Top Story: Brussels Terror Attacks
After months of playing hide and seek with the Paris terror attack suspect, Salah Abdeslam, Belgian officials finally captured him in a Brussels’ suburb of Molenbeek.
A week later, two explosions occurred at the Brussels main airport on Tuesday, and then another at a downtown subway station close by. The attacks killed 31 people and injured 270 others.
“You can feel the fear on the streets today,” said Souheil, 21, who was taking the train Wednesday morning to his internship at the European Commission, near where the explosion at the Maelbeek metro station detonated Tuesday. “But you can also see that people want to fight it. It’s a good thing.”
According to CNN, Prosecutor Frederic Van Leeuw identified Ibrahim El Bakraoui as one of the airport suicide bombers, and his brother, Khalid El Bakraoui, as the man behind the suicide blast near the metro station.
My heart is with you Brussels. I pray for peace and healing.
— Sonequa Martin-Green (@SonequaMG) March 23, 2016
Officials have stated that ISIS has claimed responsibility for these recent attacks. Early Friday morning recent reports claim that “ten more suspects have been arrested in three European countries as police step up efforts to prevent further attacks after the Brussels bombings” (BBC).
Let’s all stand together in support of #Brussels during this tragic time and pray for the family and friends of the affected.
— Emmitt Smith (@EmmittSmith22) March 22, 2016
Under the Radar: U.S. Hospitals Being Hacked
Another U.S. hospital has been put under attack by computer hackers. This time, it was a mid-sized hospital in Western Kentucky. The hospital stated that they were “in an internal state of emergency” on Friday. Their computer network was left completely useless.
According to CNN, The hospital was hit with ransomware, a particularly nasty type of computer virus that encrypts computer files. Hackers don’t give you a key to unlock documents until they are paid a ransom. Reports stated that no patient data or records that were compromised.
“[Hospitals] have critical information and money to pay,” said Ed Cabrera, an executive at Trend Micro. “They’re seen as easy targets.”
Hospital network, which operates more than 200 hospitals in U.S., including one in Las Cruces, has been hacked…. http://t.co/paZn6sL2aQ
— ABC-7 News (@abc7breaking) August 18, 2014

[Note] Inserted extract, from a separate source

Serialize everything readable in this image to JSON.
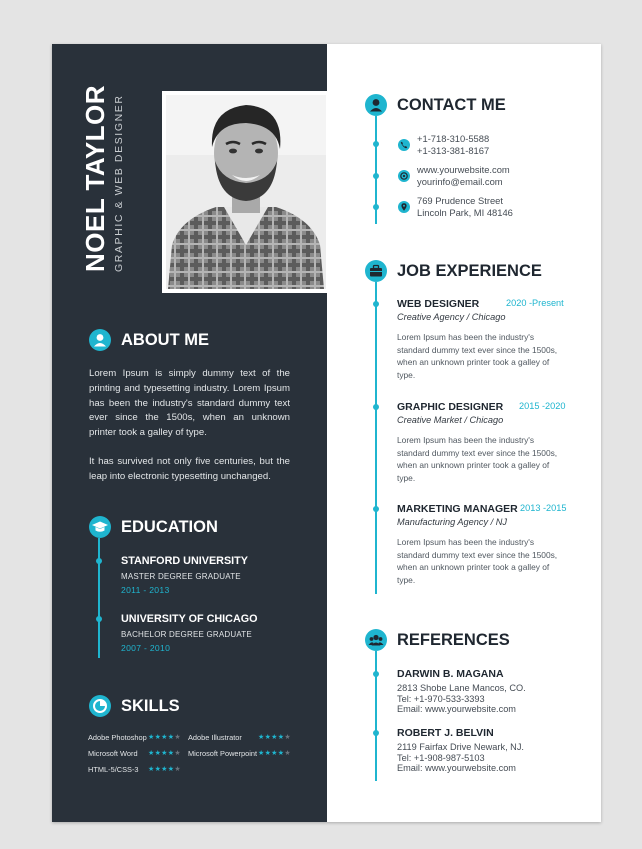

The hackers demanded that the hospital pay four bit coins (about 1,656 dollars) in order to get their files back. The hospital has chosen to fight back and refused to give any sort of payment. They have shut down the infected part of the computer system and are using the backed up data elsewhere.
— ITI (@ITI_TechTweets) March 24, 2016

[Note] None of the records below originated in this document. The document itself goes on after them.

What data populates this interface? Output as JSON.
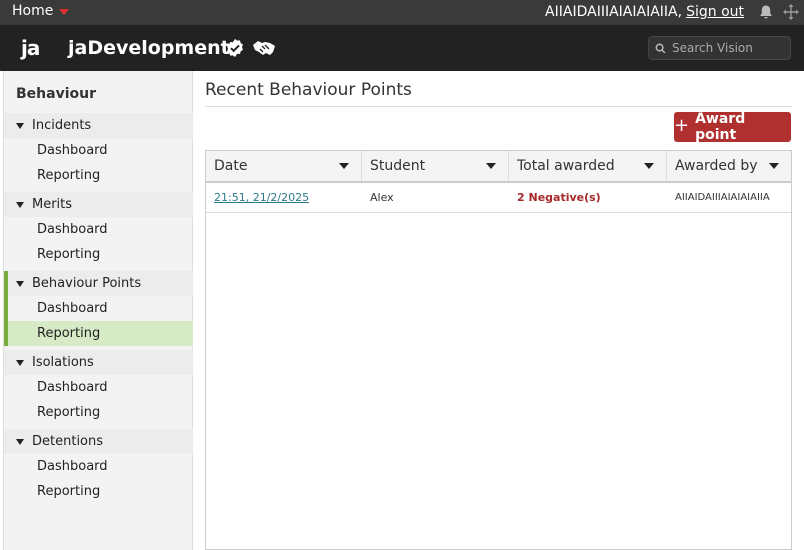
{
  "topbar": {
    "home_label": "Home",
    "user_name": "AIIAIDAIIIAIAIAIAIIA,",
    "signout_label": "Sign out",
    "icons": {
      "bell": "bell-icon",
      "move": "move-icon"
    },
    "accent": "#e0312e"
  },
  "header": {
    "logo_text": "ja",
    "app_name": "jaDevelopment",
    "icons": {
      "verified": "verified-badge-icon",
      "handshake": "handshake-icon",
      "search": "search-icon"
    },
    "search_placeholder": "Search Vision"
  },
  "sidebar": {
    "title": "Behaviour",
    "groups": [
      {
        "label": "Incidents",
        "items": [
          "Dashboard",
          "Reporting"
        ]
      },
      {
        "label": "Merits",
        "items": [
          "Dashboard",
          "Reporting"
        ]
      },
      {
        "label": "Behaviour Points",
        "items": [
          "Dashboard",
          "Reporting"
        ]
      },
      {
        "label": "Isolations",
        "items": [
          "Dashboard",
          "Reporting"
        ]
      },
      {
        "label": "Detentions",
        "items": [
          "Dashboard",
          "Reporting"
        ]
      }
    ],
    "active_color": "#79ad3f",
    "selected_bg": "#d6eac5"
  },
  "main": {
    "title": "Recent Behaviour Points",
    "award_button_label": "Award point",
    "award_button_color": "#b0302f",
    "table": {
      "columns": [
        "Date",
        "Student",
        "Total awarded",
        "Awarded by"
      ],
      "rows": [
        {
          "date": "21:51, 21/2/2025",
          "student": "Alex",
          "total": "2 Negative(s)",
          "awarded_by": "AIIAIDAIIIAIAIAIAIIA"
        }
      ]
    }
  }
}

This has been a recent trend occurring at several hospitals all over the country.
Tool of the Week: Tinder’s Presidential Candidate Match
Tinder has partnered up with Rock the Vote to match you with the presidential candidate that best fits you!
“While scrolling through potential Tinder dates, users may see a Swipe the Vote video card; tap it to pull up a series of positions on hot-button issues. Tap each card to learn more about the topic, and then swipe right if you agree or left if you disagree. Prompts include, “Keep same-sex marriage legal” and “Drill for oil and gas in the US,” for example” (Engadget).
After going through 10 different issues it will prompt you with which candidate you side with the most. Then it has a break down of the percents of the amount you side with for the other remaining candidates.
According to Buzzfeed, Tinder will be collecting the anonymized data, with the potential to release it “if it makes sense,” which presumably means “if our users don’t all turn out to be massive Trump fans.”
At the end, as well as showing your match, Tinder will also help you register to vote if you haven’t already, simply by emailing you the form relevant to where you live in efforts to increase voting numbers across the United States.
Around the Hub: Boston Parking App
The City of Boston has created a new app for helping the tourist and residents of Boston with the tedious task of parking in the city. The app will allow you to pay your meter fee directly from the app. The worry of not having enough change is in the past! The app also has handy pop-up reminders if your meter time is running low.
When downloading the app it will ask for your car information and your choice of payment method. After all the required information is entered you are able to park at any metered spot, enter the zone number that is listed on the nearest meter, and enter the amount of time you’d like to stay, with a max of two hours.
— Passport (@PassportHQ) March 22, 2016